YOUR ASSIGNMENT >>
When you copy the material, keep each line exactly as it appears.

INFORMATION SUPPLIED >>
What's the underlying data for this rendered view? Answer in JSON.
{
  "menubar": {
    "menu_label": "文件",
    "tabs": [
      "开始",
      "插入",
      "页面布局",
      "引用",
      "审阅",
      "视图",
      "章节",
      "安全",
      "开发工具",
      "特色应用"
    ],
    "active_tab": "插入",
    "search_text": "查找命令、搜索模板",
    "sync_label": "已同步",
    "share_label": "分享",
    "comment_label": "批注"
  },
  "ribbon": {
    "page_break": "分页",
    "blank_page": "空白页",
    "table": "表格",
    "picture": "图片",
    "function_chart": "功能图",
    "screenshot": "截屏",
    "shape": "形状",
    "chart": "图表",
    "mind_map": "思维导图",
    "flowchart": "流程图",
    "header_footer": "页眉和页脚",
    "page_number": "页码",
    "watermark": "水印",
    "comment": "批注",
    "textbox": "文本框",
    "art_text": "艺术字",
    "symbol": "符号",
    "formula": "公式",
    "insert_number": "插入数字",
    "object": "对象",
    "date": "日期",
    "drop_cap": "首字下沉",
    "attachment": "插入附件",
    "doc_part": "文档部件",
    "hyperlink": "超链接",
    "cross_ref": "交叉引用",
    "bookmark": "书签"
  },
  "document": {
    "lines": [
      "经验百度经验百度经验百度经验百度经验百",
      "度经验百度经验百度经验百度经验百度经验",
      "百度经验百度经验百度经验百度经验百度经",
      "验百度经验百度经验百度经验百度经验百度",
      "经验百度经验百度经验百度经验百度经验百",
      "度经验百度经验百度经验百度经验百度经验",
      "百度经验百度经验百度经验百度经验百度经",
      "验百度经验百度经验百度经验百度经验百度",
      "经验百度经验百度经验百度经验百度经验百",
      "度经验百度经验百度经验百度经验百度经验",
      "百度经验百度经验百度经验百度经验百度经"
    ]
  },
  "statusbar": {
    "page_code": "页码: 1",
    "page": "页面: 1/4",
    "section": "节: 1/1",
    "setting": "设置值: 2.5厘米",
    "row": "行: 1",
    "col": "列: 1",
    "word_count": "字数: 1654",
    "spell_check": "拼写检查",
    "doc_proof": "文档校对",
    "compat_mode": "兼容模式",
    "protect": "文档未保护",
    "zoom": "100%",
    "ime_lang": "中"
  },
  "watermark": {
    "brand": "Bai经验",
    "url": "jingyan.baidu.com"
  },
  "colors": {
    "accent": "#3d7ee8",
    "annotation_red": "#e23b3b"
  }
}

EXERCISE RESPONSE >>
What's the underlying data for this rendered view? Answer in JSON.
{
  "menubar": {
    "menu_label": "文件",
    "tabs": [
      "开始",
      "插入",
      "页面布局",
      "引用",
      "审阅",
      "视图",
      "章节",
      "安全",
      "开发工具",
      "特色应用"
    ],
    "active_tab": "插入",
    "search_text": "查找命令、搜索模板",
    "sync_label": "已同步",
    "share_label": "分享",
    "comment_label": "批注"
  },
  "ribbon": {
    "page_break": "分页",
    "blank_page": "空白页",
    "table": "表格",
    "picture": "图片",
    "function_chart": "功能图",
    "screenshot": "截屏",
    "shape": "形状",
    "chart": "图表",
    "mind_map": "思维导图",
    "flowchart": "流程图",
    "header_footer": "页眉和页脚",
    "page_number": "页码",
    "watermark": "水印",
    "comment": "批注",
    "textbox": "文本框",
    "art_text": "艺术字",
    "symbol": "符号",
    "formula": "公式",
    "insert_number": "插入数字",
    "object": "对象",
    "date": "日期",
    "drop_cap": "首字下沉",
    "attachment": "插入附件",
    "doc_part": "文档部件",
    "hyperlink": "超链接",
    "cross_ref": "交叉引用",
    "bookmark": "书签"
  },
  "document": {
    "lines": [
      "经验百度经验百度经验百度经验百度经验百",
      "度经验百度经验百度经验百度经验百度经验",
      "百度经验百度经验百度经验百度经验百度经",
      "验百度经验百度经验百度经验百度经验百度",
      "经验百度经验百度经验百度经验百度经验百",
      "度经验百度经验百度经验百度经验百度经验",
      "百度经验百度经验百度经验百度经验百度经",
      "验百度经验百度经验百度经验百度经验百度",
      "经验百度经验百度经验百度经验百度经验百",
      "度经验百度经验百度经验百度经验百度经验",
      "百度经验百度经验百度经验百度经验百度经"
    ]
  },
  "statusbar": {
    "page_code": "页码: 1",
    "page": "页面: 1/4",
    "section": "节: 1/1",
    "setting": "设置值: 2.5厘米",
    "row": "行: 1",
    "col": "列: 1",
    "word_count": "字数: 1654",
    "spell_check": "拼写检查",
    "doc_proof": "文档校对",
    "compat_mode": "兼容模式",
    "protect": "文档未保护",
    "zoom": "100%",
    "ime_lang": "中"
  },
  "watermark": {
    "brand": "Bai经验",
    "url": "jingyan.baidu.com"
  },
  "colors": {
    "accent": "#3d7ee8",
    "annotation_red": "#e23b3b"
  }
}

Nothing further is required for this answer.